* [EXERCISE REQUIREMENTS]: How many lines of the entries below contain the string "Current"? State the number alone.

[Records excerpted from a collection]
———
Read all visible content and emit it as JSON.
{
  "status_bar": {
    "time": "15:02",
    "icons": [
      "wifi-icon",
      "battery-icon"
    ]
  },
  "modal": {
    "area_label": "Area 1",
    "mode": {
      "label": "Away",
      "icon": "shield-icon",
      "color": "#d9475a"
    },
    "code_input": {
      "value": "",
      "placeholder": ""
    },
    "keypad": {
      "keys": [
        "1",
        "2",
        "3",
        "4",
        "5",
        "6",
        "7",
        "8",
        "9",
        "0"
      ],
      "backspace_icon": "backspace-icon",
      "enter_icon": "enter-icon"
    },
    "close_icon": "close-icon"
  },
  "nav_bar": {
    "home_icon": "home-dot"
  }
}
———
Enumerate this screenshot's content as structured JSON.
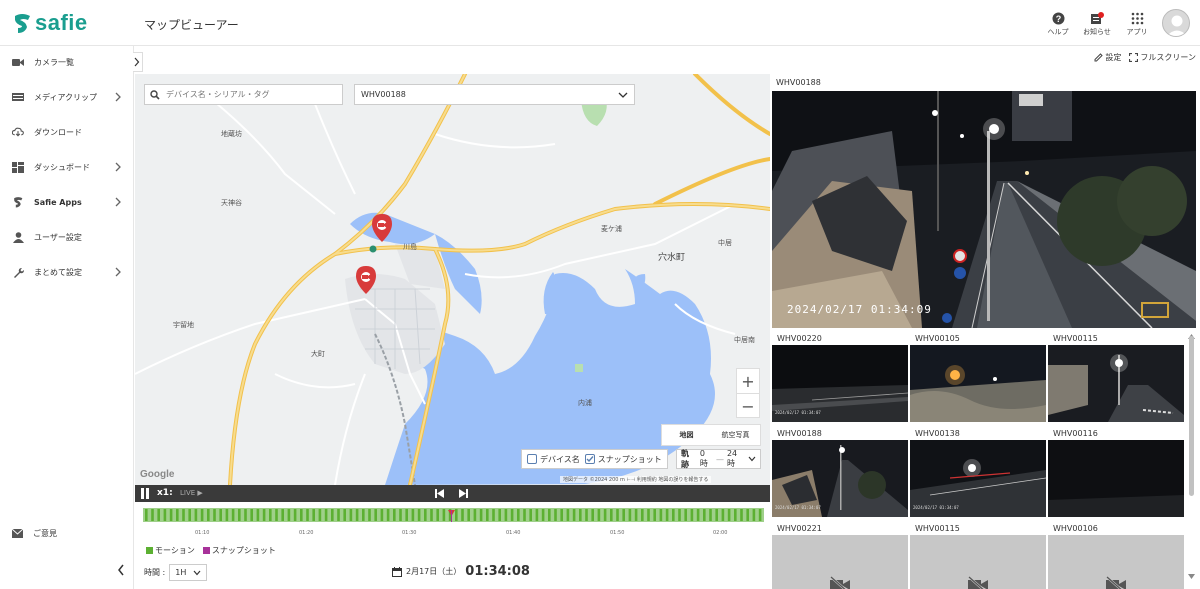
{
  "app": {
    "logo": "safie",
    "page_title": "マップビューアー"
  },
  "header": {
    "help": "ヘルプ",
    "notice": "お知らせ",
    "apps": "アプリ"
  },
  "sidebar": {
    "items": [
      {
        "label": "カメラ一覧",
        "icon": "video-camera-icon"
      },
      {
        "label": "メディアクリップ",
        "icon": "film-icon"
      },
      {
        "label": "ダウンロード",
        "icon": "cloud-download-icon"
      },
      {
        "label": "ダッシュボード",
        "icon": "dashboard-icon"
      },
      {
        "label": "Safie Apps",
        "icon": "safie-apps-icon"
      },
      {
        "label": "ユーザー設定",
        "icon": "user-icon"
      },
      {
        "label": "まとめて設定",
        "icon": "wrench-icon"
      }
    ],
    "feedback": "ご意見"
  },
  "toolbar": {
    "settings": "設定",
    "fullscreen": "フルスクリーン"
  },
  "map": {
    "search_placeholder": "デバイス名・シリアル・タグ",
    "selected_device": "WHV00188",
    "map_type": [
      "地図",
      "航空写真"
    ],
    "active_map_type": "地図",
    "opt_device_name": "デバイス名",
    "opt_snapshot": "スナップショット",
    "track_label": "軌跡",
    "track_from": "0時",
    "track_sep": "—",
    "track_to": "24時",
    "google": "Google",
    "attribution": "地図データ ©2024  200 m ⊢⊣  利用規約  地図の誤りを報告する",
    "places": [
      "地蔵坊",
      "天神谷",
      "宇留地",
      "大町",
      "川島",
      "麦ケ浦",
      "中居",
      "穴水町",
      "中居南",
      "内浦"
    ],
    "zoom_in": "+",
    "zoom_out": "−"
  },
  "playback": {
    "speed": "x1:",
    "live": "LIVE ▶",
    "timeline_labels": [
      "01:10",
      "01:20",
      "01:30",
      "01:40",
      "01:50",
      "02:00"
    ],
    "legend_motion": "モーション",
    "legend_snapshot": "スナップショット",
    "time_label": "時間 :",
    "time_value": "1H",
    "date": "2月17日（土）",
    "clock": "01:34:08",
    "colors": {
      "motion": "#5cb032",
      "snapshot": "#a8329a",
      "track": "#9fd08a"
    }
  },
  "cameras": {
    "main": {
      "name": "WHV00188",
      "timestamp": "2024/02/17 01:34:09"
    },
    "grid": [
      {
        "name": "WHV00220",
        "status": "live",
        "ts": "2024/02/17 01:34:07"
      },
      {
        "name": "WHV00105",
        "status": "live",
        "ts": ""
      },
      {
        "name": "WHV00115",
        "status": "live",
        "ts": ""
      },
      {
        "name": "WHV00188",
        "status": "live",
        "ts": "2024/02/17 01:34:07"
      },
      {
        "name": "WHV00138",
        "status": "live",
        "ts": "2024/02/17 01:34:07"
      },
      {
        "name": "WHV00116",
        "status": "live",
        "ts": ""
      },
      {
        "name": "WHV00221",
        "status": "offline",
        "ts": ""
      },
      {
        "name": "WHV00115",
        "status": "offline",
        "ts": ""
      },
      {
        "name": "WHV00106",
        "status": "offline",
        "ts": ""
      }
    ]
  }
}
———
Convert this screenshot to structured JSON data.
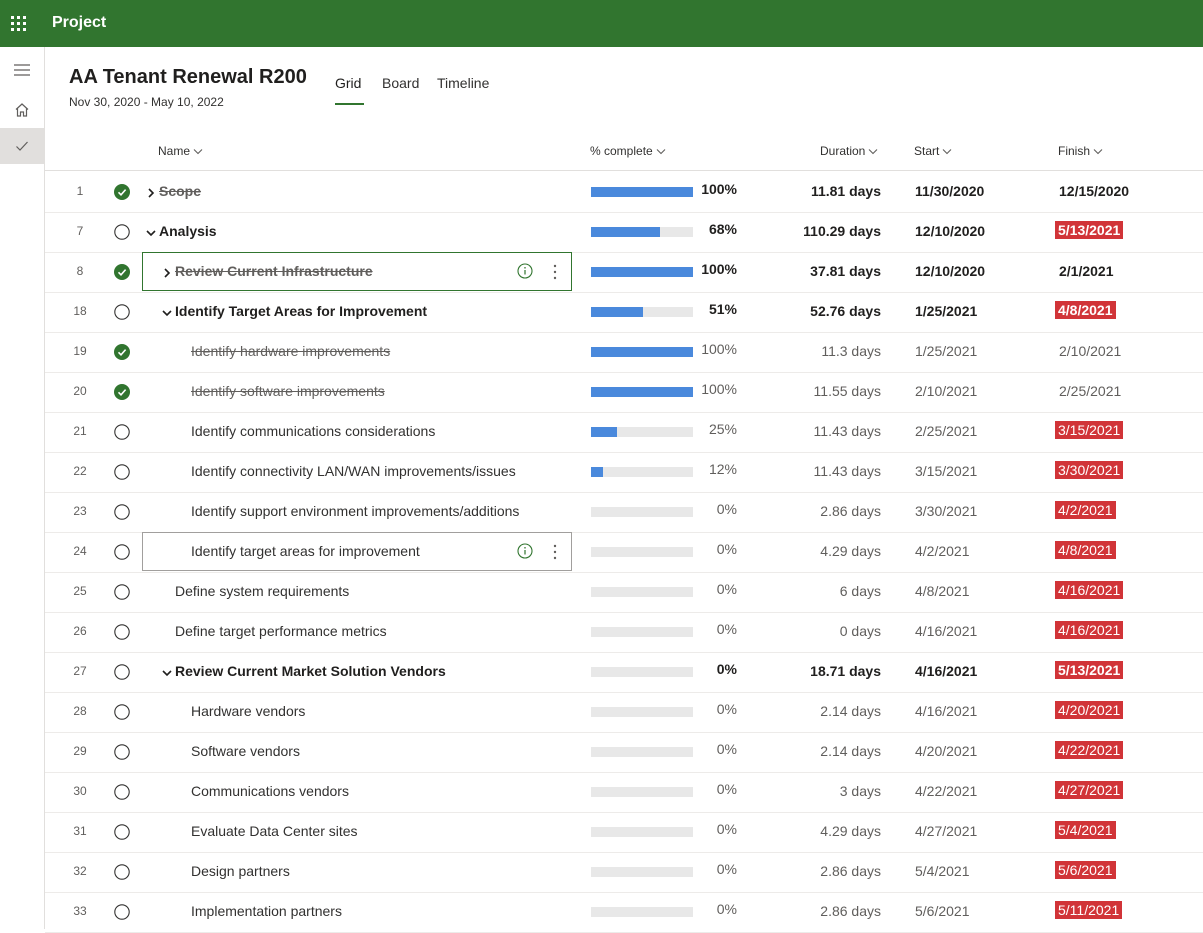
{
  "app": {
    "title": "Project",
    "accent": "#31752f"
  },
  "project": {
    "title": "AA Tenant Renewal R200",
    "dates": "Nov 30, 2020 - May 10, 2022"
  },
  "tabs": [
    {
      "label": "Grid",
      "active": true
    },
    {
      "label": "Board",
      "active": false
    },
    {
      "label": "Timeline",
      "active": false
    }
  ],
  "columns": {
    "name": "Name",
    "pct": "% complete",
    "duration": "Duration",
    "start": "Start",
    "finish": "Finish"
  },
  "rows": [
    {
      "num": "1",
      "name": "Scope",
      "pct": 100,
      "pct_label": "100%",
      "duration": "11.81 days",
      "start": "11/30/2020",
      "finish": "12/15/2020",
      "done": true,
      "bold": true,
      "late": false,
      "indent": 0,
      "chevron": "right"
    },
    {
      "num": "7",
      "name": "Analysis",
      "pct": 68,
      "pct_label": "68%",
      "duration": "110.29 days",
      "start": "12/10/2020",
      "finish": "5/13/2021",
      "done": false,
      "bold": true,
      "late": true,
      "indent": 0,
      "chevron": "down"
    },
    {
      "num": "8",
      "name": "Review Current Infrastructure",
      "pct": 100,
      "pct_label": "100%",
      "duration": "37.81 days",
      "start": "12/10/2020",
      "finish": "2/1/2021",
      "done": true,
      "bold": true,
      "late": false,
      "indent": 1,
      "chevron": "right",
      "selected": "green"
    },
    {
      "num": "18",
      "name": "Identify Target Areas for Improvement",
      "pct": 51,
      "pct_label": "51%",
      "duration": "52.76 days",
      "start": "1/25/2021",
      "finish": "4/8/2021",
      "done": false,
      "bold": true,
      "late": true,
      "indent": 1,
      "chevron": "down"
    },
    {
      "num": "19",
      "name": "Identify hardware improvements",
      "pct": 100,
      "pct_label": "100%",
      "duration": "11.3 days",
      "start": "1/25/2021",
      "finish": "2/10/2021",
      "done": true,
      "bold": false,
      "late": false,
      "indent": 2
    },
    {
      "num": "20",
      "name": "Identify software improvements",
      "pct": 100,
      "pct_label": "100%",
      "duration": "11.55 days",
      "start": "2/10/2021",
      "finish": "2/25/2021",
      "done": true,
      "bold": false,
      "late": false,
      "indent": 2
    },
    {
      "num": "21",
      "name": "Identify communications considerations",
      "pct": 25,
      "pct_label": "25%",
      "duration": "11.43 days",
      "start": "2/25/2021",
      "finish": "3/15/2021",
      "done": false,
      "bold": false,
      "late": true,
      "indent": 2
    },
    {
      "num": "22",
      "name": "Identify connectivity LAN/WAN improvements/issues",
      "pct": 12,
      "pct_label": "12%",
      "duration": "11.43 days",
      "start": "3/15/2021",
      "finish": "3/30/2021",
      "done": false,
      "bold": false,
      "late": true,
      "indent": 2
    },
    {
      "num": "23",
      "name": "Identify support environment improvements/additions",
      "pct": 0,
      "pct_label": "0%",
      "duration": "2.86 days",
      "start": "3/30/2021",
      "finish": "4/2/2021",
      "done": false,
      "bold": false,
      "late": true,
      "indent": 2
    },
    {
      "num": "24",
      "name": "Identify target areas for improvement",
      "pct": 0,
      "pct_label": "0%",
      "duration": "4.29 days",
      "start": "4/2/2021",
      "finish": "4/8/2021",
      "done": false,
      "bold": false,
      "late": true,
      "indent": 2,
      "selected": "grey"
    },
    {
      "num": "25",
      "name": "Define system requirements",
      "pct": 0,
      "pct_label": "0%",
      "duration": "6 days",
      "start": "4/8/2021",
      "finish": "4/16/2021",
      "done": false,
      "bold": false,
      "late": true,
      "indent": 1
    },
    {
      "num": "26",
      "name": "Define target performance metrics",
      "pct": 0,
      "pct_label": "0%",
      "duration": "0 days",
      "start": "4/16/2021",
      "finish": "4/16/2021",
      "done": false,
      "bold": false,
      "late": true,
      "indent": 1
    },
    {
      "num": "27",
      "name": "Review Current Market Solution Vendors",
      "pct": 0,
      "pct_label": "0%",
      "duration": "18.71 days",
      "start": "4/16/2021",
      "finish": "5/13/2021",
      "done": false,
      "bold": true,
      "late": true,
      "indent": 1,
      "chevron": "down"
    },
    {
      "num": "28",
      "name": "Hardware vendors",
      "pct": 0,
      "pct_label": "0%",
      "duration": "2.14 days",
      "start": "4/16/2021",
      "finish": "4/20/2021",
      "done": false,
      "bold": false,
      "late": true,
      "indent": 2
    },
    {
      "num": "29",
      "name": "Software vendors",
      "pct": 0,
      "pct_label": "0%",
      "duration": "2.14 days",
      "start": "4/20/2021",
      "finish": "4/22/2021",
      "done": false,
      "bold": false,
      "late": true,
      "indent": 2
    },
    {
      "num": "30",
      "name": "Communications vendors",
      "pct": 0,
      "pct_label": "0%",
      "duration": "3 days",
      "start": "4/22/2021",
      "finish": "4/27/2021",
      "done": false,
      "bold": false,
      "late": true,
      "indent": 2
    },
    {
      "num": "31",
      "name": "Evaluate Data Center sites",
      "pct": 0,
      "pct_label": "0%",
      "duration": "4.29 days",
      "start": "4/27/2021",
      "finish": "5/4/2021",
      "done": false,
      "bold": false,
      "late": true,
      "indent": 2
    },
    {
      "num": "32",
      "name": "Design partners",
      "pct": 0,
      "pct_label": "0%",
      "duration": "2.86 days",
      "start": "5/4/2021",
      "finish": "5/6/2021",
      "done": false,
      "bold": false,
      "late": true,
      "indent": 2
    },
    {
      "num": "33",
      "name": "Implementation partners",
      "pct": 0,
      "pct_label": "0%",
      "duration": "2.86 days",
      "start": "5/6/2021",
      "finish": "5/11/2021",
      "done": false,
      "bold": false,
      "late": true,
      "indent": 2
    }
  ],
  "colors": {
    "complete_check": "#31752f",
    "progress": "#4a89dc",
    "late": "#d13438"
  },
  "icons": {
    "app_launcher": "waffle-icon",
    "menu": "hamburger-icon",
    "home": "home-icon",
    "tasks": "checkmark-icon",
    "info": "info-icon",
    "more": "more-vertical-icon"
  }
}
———
* [EXERCISE RESPONSE]: 2